We also could have easily gone for the smaller and more affordable $54 (£44, AU$74) Corsair Carbide Series SPEC-M2. There are plenty of cases that go for even less, such as the $40 (about £28, AU$52) Enermax ECA3212-BL ATX mid tower – other bargain basement options that often run for $30 (about £21, AU$39).
Microsoft Windows 10 Home OEM (64-bit)
Of course, when you're building a PC, you're going to need to throw an operating system (OS) onto it, otherwise you'd spend all day looking at the BIOS screen. Windows 10 is Microsoft's latest and greatest OS whether you want it or not, and it's your best option for a modern gaming system.
Although Valve is pushing Steam OS as a Linux-based Windows alternative, it's been in limbo for quite a while. You could also easily turn this build into a Hackintosh, but Oculus VR founder Palmer Lucky has already said when Oculus Rift support will come to OS X.

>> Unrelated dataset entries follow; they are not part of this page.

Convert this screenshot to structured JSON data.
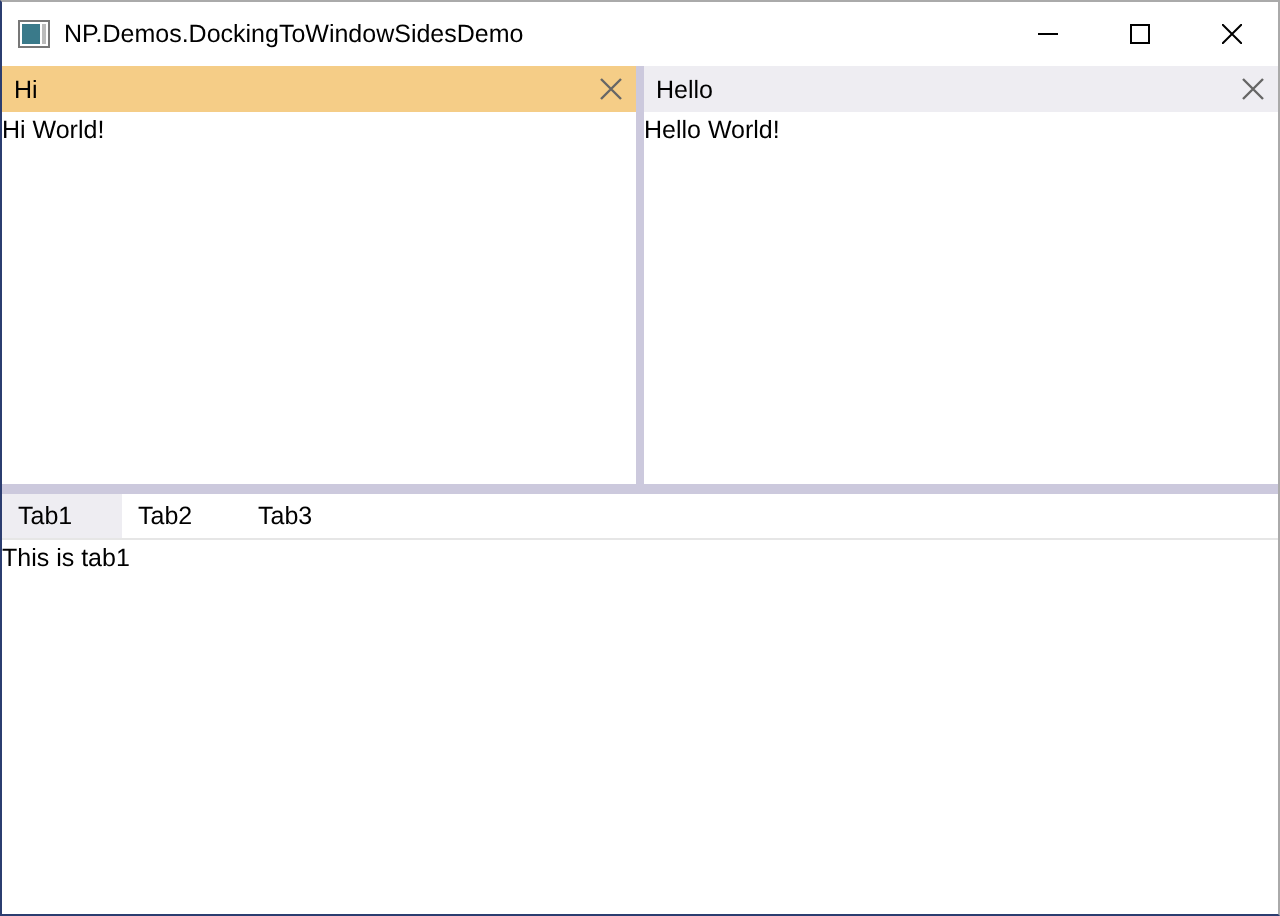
{
  "window": {
    "title": "NP.Demos.DockingToWindowSidesDemo"
  },
  "panes": [
    {
      "title": "Hi",
      "content": "Hi World!",
      "active": true
    },
    {
      "title": "Hello",
      "content": "Hello World!",
      "active": false
    }
  ],
  "tabs": [
    {
      "label": "Tab1",
      "selected": true
    },
    {
      "label": "Tab2",
      "selected": false
    },
    {
      "label": "Tab3",
      "selected": false
    }
  ],
  "tab_content": "This is tab1"
}
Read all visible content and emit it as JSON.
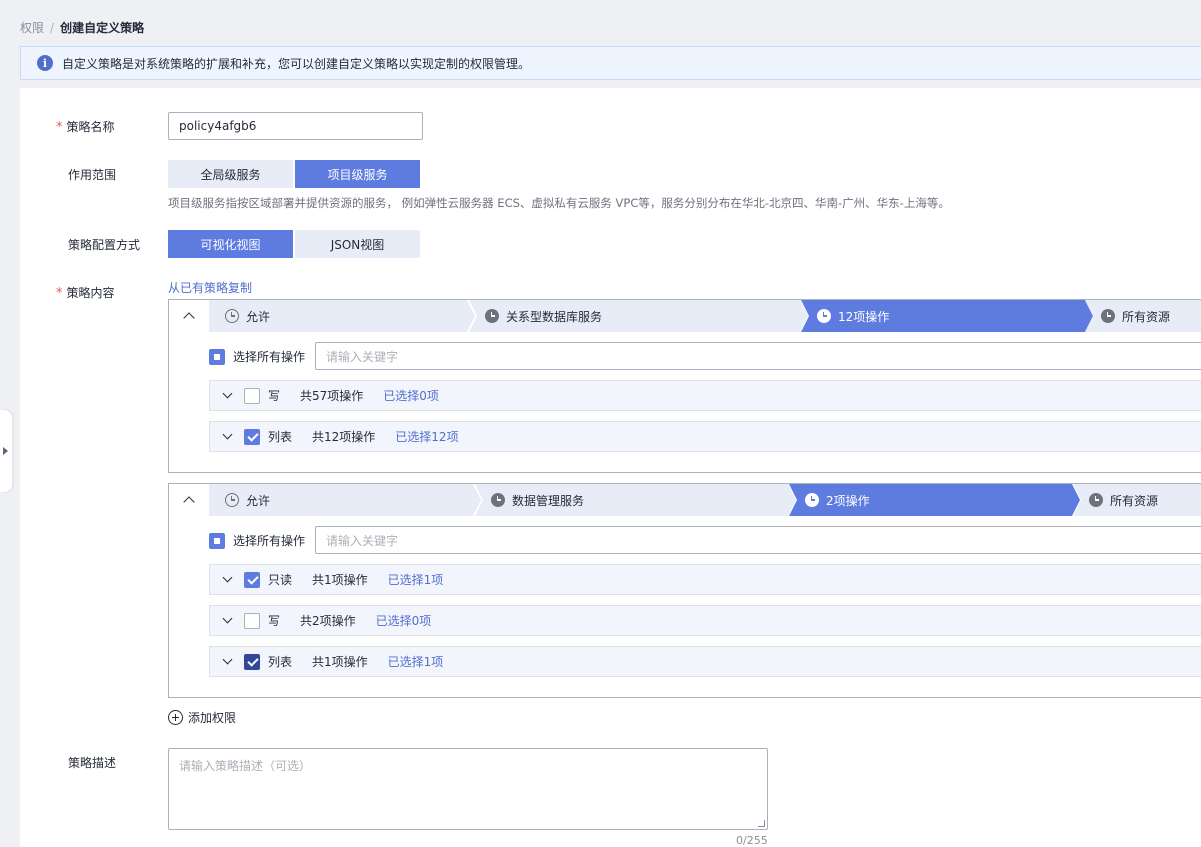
{
  "breadcrumb": {
    "parent": "权限",
    "separator": "/",
    "current": "创建自定义策略"
  },
  "info": {
    "icon": "info-icon",
    "text": "自定义策略是对系统策略的扩展和补充，您可以创建自定义策略以实现定制的权限管理。"
  },
  "form": {
    "policy_name": {
      "label": "策略名称",
      "required": true,
      "value": "policy4afgb6"
    },
    "scope": {
      "label": "作用范围",
      "options": [
        "全局级服务",
        "项目级服务"
      ],
      "selected": "项目级服务",
      "hint": "项目级服务指按区域部署并提供资源的服务， 例如弹性云服务器 ECS、虚拟私有云服务 VPC等，服务分别分布在华北-北京四、华南-广州、华东-上海等。"
    },
    "config_mode": {
      "label": "策略配置方式",
      "options": [
        "可视化视图",
        "JSON视图"
      ],
      "selected": "可视化视图"
    },
    "content": {
      "label": "策略内容",
      "required": true,
      "copy_link": "从已有策略复制",
      "blocks": [
        {
          "steps": [
            "允许",
            "关系型数据库服务",
            "12项操作",
            "所有资源"
          ],
          "active_step": 2,
          "select_all_label": "选择所有操作",
          "search_placeholder": "请输入关键字",
          "groups": [
            {
              "name": "写",
              "count": "共57项操作",
              "selected": "已选择0项",
              "checked": false
            },
            {
              "name": "列表",
              "count": "共12项操作",
              "selected": "已选择12项",
              "checked": true
            }
          ]
        },
        {
          "steps": [
            "允许",
            "数据管理服务",
            "2项操作",
            "所有资源"
          ],
          "active_step": 2,
          "select_all_label": "选择所有操作",
          "search_placeholder": "请输入关键字",
          "groups": [
            {
              "name": "只读",
              "count": "共1项操作",
              "selected": "已选择1项",
              "checked": true
            },
            {
              "name": "写",
              "count": "共2项操作",
              "selected": "已选择0项",
              "checked": false
            },
            {
              "name": "列表",
              "count": "共1项操作",
              "selected": "已选择1项",
              "checked": true
            }
          ]
        }
      ],
      "add_label": "添加权限"
    },
    "description": {
      "label": "策略描述",
      "placeholder": "请输入策略描述（可选）",
      "counter": "0/255"
    }
  },
  "colors": {
    "accent": "#5e7ce0",
    "link": "#526ecc",
    "required": "#e05858"
  }
}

While we've offered the most relatively cheap route to virtual reality nirvana we could muster, it's not necessarily the only way. There are plenty of alternative builds you could go with, and we've even recommend a few parts as more affordable and powerful options.
For our affordable PC, we aimed for the bargain basement, but you can also easily build an even more capable system for $995 (opens in new tab) (about £692, AU$1297) – with an Nvidia GTX 980 no less.
Boutique PC makers, like Origin, Digital Storm and Maingear in the US (as well as Overclockers and PC Specialist in the UK), are the perfect stopgap for getting into the customized PC world without having to build it yourself.
Oculus VR has teamed up with several manufacturers to offer bundles starting at $1,499 (about £1,044, AU$1,947) that come with an Oculus Rift headset – which is technically the same price as our build, but at the expense of a lower-end Intel Core i5-6400 processor. Not to mention that most of these bundles force you to choose between a massive spinning drive and a relatively tiny SSD, while our build offers a middle road.
Oh, and these bundles force a largely useless optical drive on you.
Alternatively, you'll find decent pre-built systems, like the ABS Commander ALI014 (opens in new tab) from Newegg, for not much more than what we've built here. A great deal of towers from Lenovo, HP, Asus, Dell and Acer are well worth consideration.
At the end of the day, there's no shortage of ways to get into virtual reality, but the most affordable way will always be to build it yourself. Whether you follow our build as prescribed part-for-part or add your own personal picks, you should now know more than enough to make a conscious choice of what you need for VR.
Once you're done, check out our video below on how to make sure your PC is VR ready.